Though I have a high appreciation of technology, I did not have much appreciation for Apple iPhones, contenting myself with an older phone which I had been carrying around for four (4) years or so. The phone did what I needed it do. Make phone calls, send occasional text messages, and, in a pinch, connect to the internet if I wanted.
Unfortunately, that older phone of mine recently stopped functioning so I needed to replace it, so off to Sam’s Club I went, at the urging of my brother, The Wizard, who informed me that I could purchase a relatively basic phone for $18.88.
Sure enough, Sam’s had a Samsung Brightside phone for $18.88, but in wanting to keep abreast of what other phones Sam’s had available, I perused the kiosk and came upon an Apple iPhone 4, brand new and in the box, for $0.96, and I thought, why would I spend $18.88, plus tax, for that Samsung phone, when I could get the Apple iPhone 4 for $0.96, so I opted for the iPhone.
Now, this iPhone has many more features than I will probably ever utilize, and while previously I would have considered all of these features I would not use as a bug, in fact, all of these features are a boon, and deserve admiration, as an article at the Cato Institute, titled The Miracle that Is the iPhone (or How Capitalism Can Be Good for the Environment) points out.
I may not have the newest fandangled iPhone available, but that doesn’t matter to me in the least, especially when I have more than I need, technology wise, in my 96 cent iPhone 4.
Link to Cato article via Wealth is not the Problem (and wealth most definitely is not the problem).
But what does that iPhone cost you per month and how long is the contract?
That is where the REAL costs lie.
The 96 cent thing is simply a bait on a hook.
After 15 years of monthly cellphone payments about a year ago I converted to a TracFone and haven’t looked back.

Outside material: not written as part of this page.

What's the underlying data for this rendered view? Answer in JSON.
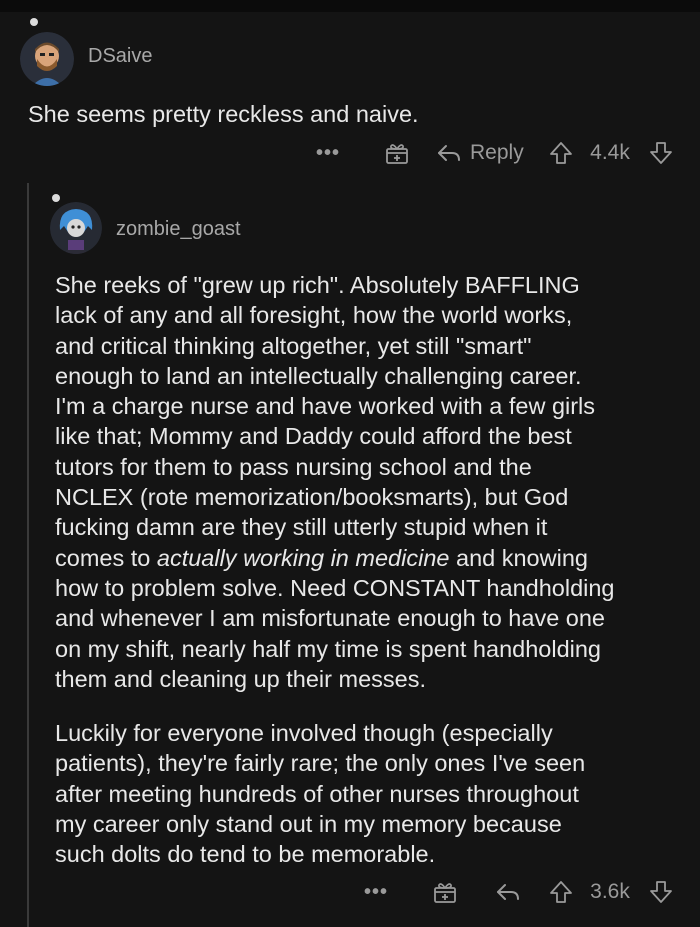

No monthly payment, the up front cost was $14.95 and I use this phone exactly as I have every phone I have had. No monthly payment - thats what its all about.
Don, you’re correct, of course, that the 96 cent is simply bait, the contract is the money maker.
My contract costs remain the same as with my old phone, unless, of course, I’d start using it as a computer, which I rarely did in the past, and do not foresee doing in the future.
I see the benefits you note in the TracFone, and could possibly do fine with such an instrument, but with the amount of time I spend away from my computer, and in places where I do not have access to one, the benefit of being able to access the net via the iPhone will from time to time come in handy.Posted by John Venlet on 11/13 at 12:07 PM
Chris, it’s a CDMA.Posted by John Venlet on 11/13 at 01:45 PM
If its not too late you might want to return it for an ATT GSM phone.
It’s worth paying the contract ETF (early termination fee) with ATT to use a straight talk (http://www.straighttalk.com) SIM card.
This is what I have done and have UNLIMITED everything for 45$ a month. There is no other company that can even come close to that.
if nothing else check this out:
Strictly for informational purposes, my co-equal branch, aka Sweet Cheeks, has been working
a Motorola Defy XT for a month or two, through Republic Wireless, for $19 a month. The phone defaults to wifi, but if it can’t find it, it goes cellular. The $19 includes everything, texting, da Internets, you name it.
Me, I use a Nokia 6030 through T-Mobile. Runs me less than $100 a year.
I hate phones, but these new ones are so much more, I may have to break down somewhere.Posted by Mike Soja on 11/13 at 07:24 PM
Mike and Chris, thank’s for the info on those cell phone alternatives. I’d check into them for myself if it were not for the fact that we have a couple of phones tied in our package.
I’m not a big fan of phones, either, Mike, but I’m definitely not a slave to them. The phone is for my convenience, not the person ringing in.
You’re right about today’s cell phones being so much more. I laugh when I wander down my basement and come across my original cellular phone, which was larger than an old desk phone from the 1960s.Posted by John Venlet on 11/14 at 07:38 AM